◆ **Task item**: Below are entries; write every one of them out again exactly.

BEGIN Input for this task

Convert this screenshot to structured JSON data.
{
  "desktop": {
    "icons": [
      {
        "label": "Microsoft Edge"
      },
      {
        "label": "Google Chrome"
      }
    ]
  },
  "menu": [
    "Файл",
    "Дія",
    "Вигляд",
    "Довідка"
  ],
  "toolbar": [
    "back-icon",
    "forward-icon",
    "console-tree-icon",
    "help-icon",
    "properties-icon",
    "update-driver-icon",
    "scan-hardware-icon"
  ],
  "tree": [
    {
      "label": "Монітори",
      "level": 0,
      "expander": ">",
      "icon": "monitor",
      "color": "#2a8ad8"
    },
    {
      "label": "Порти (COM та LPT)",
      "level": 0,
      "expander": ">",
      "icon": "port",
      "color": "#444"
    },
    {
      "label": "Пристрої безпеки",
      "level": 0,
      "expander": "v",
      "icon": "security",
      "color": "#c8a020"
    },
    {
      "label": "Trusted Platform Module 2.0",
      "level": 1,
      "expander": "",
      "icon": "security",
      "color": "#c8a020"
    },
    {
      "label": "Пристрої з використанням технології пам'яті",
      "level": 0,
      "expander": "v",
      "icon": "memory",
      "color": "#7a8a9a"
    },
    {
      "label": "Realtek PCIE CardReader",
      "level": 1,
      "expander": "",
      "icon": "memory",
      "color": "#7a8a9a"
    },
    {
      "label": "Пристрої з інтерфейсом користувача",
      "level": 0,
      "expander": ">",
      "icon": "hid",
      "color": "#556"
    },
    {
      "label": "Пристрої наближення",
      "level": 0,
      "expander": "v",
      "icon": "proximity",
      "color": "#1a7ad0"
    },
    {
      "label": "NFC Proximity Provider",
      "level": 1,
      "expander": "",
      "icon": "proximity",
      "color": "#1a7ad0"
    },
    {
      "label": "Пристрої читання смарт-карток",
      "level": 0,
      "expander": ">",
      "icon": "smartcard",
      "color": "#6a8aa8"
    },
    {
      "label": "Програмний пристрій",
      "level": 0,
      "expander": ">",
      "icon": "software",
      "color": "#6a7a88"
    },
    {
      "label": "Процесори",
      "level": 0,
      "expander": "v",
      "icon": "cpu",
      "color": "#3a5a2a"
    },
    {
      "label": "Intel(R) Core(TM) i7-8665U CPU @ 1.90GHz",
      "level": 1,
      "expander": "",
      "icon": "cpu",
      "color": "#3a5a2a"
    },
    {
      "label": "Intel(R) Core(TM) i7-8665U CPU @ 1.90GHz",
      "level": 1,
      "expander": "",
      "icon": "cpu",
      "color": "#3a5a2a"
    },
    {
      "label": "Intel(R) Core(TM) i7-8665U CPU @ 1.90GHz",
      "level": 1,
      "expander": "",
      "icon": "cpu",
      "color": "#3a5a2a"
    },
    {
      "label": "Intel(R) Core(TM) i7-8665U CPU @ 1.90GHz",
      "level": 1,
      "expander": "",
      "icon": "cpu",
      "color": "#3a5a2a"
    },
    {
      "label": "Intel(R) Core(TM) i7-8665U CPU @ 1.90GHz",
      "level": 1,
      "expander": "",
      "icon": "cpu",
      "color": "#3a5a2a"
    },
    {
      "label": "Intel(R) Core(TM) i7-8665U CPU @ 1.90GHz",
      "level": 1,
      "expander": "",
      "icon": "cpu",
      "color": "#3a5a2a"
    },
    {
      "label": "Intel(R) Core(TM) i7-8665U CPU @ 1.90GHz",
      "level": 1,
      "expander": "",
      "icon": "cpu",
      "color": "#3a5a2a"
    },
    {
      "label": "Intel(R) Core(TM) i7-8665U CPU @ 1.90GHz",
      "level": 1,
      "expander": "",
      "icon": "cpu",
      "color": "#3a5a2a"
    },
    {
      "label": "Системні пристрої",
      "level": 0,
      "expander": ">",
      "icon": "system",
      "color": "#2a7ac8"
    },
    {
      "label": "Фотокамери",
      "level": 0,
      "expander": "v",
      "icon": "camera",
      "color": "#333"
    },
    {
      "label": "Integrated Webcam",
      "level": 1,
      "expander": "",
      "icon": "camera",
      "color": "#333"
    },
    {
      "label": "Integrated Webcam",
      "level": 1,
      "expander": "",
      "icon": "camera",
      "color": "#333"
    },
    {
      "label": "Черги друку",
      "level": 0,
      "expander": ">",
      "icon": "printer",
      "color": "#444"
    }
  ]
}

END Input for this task

◆ **Exercise solution**:
Convert this screenshot to structured JSON data.
{
  "desktop": {
    "icons": [
      {
        "label": "Microsoft Edge"
      },
      {
        "label": "Google Chrome"
      }
    ]
  },
  "menu": [
    "Файл",
    "Дія",
    "Вигляд",
    "Довідка"
  ],
  "toolbar": [
    "back-icon",
    "forward-icon",
    "console-tree-icon",
    "help-icon",
    "properties-icon",
    "update-driver-icon",
    "scan-hardware-icon"
  ],
  "tree": [
    {
      "label": "Монітори",
      "level": 0,
      "expander": ">",
      "icon": "monitor",
      "color": "#2a8ad8"
    },
    {
      "label": "Порти (COM та LPT)",
      "level": 0,
      "expander": ">",
      "icon": "port",
      "color": "#444"
    },
    {
      "label": "Пристрої безпеки",
      "level": 0,
      "expander": "v",
      "icon": "security",
      "color": "#c8a020"
    },
    {
      "label": "Trusted Platform Module 2.0",
      "level": 1,
      "expander": "",
      "icon": "security",
      "color": "#c8a020"
    },
    {
      "label": "Пристрої з використанням технології пам'яті",
      "level": 0,
      "expander": "v",
      "icon": "memory",
      "color": "#7a8a9a"
    },
    {
      "label": "Realtek PCIE CardReader",
      "level": 1,
      "expander": "",
      "icon": "memory",
      "color": "#7a8a9a"
    },
    {
      "label": "Пристрої з інтерфейсом користувача",
      "level": 0,
      "expander": ">",
      "icon": "hid",
      "color": "#556"
    },
    {
      "label": "Пристрої наближення",
      "level": 0,
      "expander": "v",
      "icon": "proximity",
      "color": "#1a7ad0"
    },
    {
      "label": "NFC Proximity Provider",
      "level": 1,
      "expander": "",
      "icon": "proximity",
      "color": "#1a7ad0"
    },
    {
      "label": "Пристрої читання смарт-карток",
      "level": 0,
      "expander": ">",
      "icon": "smartcard",
      "color": "#6a8aa8"
    },
    {
      "label": "Програмний пристрій",
      "level": 0,
      "expander": ">",
      "icon": "software",
      "color": "#6a7a88"
    },
    {
      "label": "Процесори",
      "level": 0,
      "expander": "v",
      "icon": "cpu",
      "color": "#3a5a2a"
    },
    {
      "label": "Intel(R) Core(TM) i7-8665U CPU @ 1.90GHz",
      "level": 1,
      "expander": "",
      "icon": "cpu",
      "color": "#3a5a2a"
    },
    {
      "label": "Intel(R) Core(TM) i7-8665U CPU @ 1.90GHz",
      "level": 1,
      "expander": "",
      "icon": "cpu",
      "color": "#3a5a2a"
    },
    {
      "label": "Intel(R) Core(TM) i7-8665U CPU @ 1.90GHz",
      "level": 1,
      "expander": "",
      "icon": "cpu",
      "color": "#3a5a2a"
    },
    {
      "label": "Intel(R) Core(TM) i7-8665U CPU @ 1.90GHz",
      "level": 1,
      "expander": "",
      "icon": "cpu",
      "color": "#3a5a2a"
    },
    {
      "label": "Intel(R) Core(TM) i7-8665U CPU @ 1.90GHz",
      "level": 1,
      "expander": "",
      "icon": "cpu",
      "color": "#3a5a2a"
    },
    {
      "label": "Intel(R) Core(TM) i7-8665U CPU @ 1.90GHz",
      "level": 1,
      "expander": "",
      "icon": "cpu",
      "color": "#3a5a2a"
    },
    {
      "label": "Intel(R) Core(TM) i7-8665U CPU @ 1.90GHz",
      "level": 1,
      "expander": "",
      "icon": "cpu",
      "color": "#3a5a2a"
    },
    {
      "label": "Intel(R) Core(TM) i7-8665U CPU @ 1.90GHz",
      "level": 1,
      "expander": "",
      "icon": "cpu",
      "color": "#3a5a2a"
    },
    {
      "label": "Системні пристрої",
      "level": 0,
      "expander": ">",
      "icon": "system",
      "color": "#2a7ac8"
    },
    {
      "label": "Фотокамери",
      "level": 0,
      "expander": "v",
      "icon": "camera",
      "color": "#333"
    },
    {
      "label": "Integrated Webcam",
      "level": 1,
      "expander": "",
      "icon": "camera",
      "color": "#333"
    },
    {
      "label": "Integrated Webcam",
      "level": 1,
      "expander": "",
      "icon": "camera",
      "color": "#333"
    },
    {
      "label": "Черги друку",
      "level": 0,
      "expander": ">",
      "icon": "printer",
      "color": "#444"
    }
  ]
}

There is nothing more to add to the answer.